“Kim, Jeff, over here!” Claire put down her book and strode to the door to embrace her friend. As she grinned up at Kim’s boyfriend, she marvelled – as she always did – at just how attractive he really was. “It’s great that you were able to get a room here for the weekend. Have you eaten? How was the journey?”
“Hey, Claire.” Kim pulled back and stared with concern at her face. “You look tired, I thought you were on holiday?”
With a glance back to where Sky was watching mutely from the sofa, Claire shrugged. “It’s not a holiday, you know that. Carl would have my hide if he knew Sky was travelling with me for two whole weeks.” Besides, you don’t look so great yourself.
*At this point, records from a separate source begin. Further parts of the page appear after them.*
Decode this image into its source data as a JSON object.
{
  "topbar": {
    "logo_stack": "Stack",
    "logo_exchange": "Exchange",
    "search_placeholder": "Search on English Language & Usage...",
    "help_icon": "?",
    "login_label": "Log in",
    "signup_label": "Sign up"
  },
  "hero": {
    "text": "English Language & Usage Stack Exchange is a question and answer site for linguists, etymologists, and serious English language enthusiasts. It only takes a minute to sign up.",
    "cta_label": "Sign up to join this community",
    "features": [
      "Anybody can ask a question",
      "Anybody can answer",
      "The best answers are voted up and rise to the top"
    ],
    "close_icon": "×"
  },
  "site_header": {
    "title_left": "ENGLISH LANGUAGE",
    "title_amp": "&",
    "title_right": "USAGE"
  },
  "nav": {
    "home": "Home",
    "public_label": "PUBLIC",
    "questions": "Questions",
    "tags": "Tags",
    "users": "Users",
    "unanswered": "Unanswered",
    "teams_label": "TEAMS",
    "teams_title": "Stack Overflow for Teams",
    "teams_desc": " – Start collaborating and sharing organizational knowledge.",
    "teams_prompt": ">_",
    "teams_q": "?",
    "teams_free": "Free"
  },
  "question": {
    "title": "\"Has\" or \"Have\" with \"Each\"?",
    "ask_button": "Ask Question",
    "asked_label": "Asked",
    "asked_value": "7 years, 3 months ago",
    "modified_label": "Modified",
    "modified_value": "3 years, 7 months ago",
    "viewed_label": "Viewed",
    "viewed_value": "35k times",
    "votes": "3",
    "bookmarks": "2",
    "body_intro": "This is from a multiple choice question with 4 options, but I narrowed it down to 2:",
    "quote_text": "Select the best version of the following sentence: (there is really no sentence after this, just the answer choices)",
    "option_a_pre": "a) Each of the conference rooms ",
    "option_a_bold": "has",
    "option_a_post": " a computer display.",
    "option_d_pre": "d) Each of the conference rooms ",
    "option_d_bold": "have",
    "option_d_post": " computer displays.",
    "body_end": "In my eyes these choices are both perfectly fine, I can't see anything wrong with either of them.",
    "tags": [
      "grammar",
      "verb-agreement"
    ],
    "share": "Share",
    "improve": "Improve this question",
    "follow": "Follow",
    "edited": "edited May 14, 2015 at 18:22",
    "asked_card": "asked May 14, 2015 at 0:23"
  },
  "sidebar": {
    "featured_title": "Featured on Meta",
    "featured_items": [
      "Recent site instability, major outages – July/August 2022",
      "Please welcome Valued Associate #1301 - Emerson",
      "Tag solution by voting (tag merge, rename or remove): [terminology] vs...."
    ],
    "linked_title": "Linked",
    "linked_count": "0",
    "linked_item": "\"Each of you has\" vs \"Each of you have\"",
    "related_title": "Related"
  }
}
Claire wondered whether to comment on her friend’s pasty complexion, stark against the pillar-box red hair. An odd tension between her and Jeff stilled Claire’s tongue. I wonder if they had a fight?
Kim walked over and sat next to Sky, perched on the sofa. She smiled the uncomfortable grimace of a person who has little contact with small children. “Hello, you must be Sky.”
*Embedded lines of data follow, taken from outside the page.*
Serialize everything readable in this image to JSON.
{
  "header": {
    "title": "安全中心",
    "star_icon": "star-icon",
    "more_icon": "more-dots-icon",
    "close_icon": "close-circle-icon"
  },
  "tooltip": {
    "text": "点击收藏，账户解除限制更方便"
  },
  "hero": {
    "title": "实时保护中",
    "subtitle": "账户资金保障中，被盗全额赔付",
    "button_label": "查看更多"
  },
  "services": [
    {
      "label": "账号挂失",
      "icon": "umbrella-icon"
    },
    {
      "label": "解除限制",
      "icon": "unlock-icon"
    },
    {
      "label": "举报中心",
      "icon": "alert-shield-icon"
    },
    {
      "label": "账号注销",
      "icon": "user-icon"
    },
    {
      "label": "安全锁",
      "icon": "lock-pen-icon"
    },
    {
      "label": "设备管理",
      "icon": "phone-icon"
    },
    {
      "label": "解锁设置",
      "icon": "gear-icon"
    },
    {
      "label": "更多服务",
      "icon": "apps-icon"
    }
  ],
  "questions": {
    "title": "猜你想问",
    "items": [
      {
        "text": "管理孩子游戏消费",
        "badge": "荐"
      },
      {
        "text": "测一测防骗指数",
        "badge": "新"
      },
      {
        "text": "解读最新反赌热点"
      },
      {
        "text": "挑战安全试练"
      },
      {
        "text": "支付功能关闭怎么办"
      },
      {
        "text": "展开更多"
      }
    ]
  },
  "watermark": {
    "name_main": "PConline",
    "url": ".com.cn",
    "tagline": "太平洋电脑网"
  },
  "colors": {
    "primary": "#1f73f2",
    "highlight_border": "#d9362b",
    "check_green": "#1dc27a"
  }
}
Claire shuddered at the patronising tone in her friend’s voice. She’s six, not six-months old. Did I used to talk that that? God, do I still talk to her like that?
Sky stared wide-eyed up at Kim, but didn’t speak. Claire could sense the questions building in the tiny chest. Auntie Claire, why is your friend’s hair red. Auntie Claire why is your friend talking to me like I’m a baby. Wanting to forestall the inevitable, she went over and snuggled next to her niece on the sofa.
“Sky, honey, I’d like you to meet Kim and Jeff. I’ve known Kim since I was younger than you. When we first met she had long blonde hair, like yours. I thought she was a princess.”
As she spoke the words, two decades slipped away in an instant. She turned to share the moment with Kim, and was surprised by the expression on her friend’s face. Her attention was fixed on Sky as if an alien had wandered into the room.
She looks scared. Or, no, speculative? Don’t tell me she and Jeff are planning to have kids. Claire felt a shiver raise the hairs on her arm. The idea of Kim having a baby felt like a betrayal. Through all the years they had known each other – or at least since they finished their A Levels and went to University – they had shared an antipathy to becoming parents.
Kim might not earn the same as me, but her career is equally if not more important to her. She and Jeff aren’t even getting married until they can afford it. No, it can’t be that. She raised her eyes to observe Jeff and was relieved to see nothing odd in his expression. He leant over the sofa and looked at the game Sky had been playing on the iPad.
“Ah, Angry Birds. My nephews love that. What level are you on?” He squeezed on the seat between Sky and Kim and opened himself to the eager words pouring forth in response to his question.
Soon Sky and Jeff were deep in conversation, discussing tactics and cheats for a game Claire barely understood. She felt Kim’s eyes on her and, when she looked up, saw the slight jerk of the head that said Let’s leave them to it.
“Shall we go and make tea, Kim? I’m sure you must be parched.” She half-expected Kim to suggest something stronger. Instead she stood up and nodded. “Yes, I’m dying for a cuppa and a gossip.” Linking arms with Claire, she led her from the room as if she couldn’t get away from Jeff and Sky fast enough.
- Admitting how hard parenting is, and recentering on the positives (frompracticetoparenting.wordpress.com)
- As a mom, trust your instincts | parenting advice | instinctive parenting | Babble (babble.com)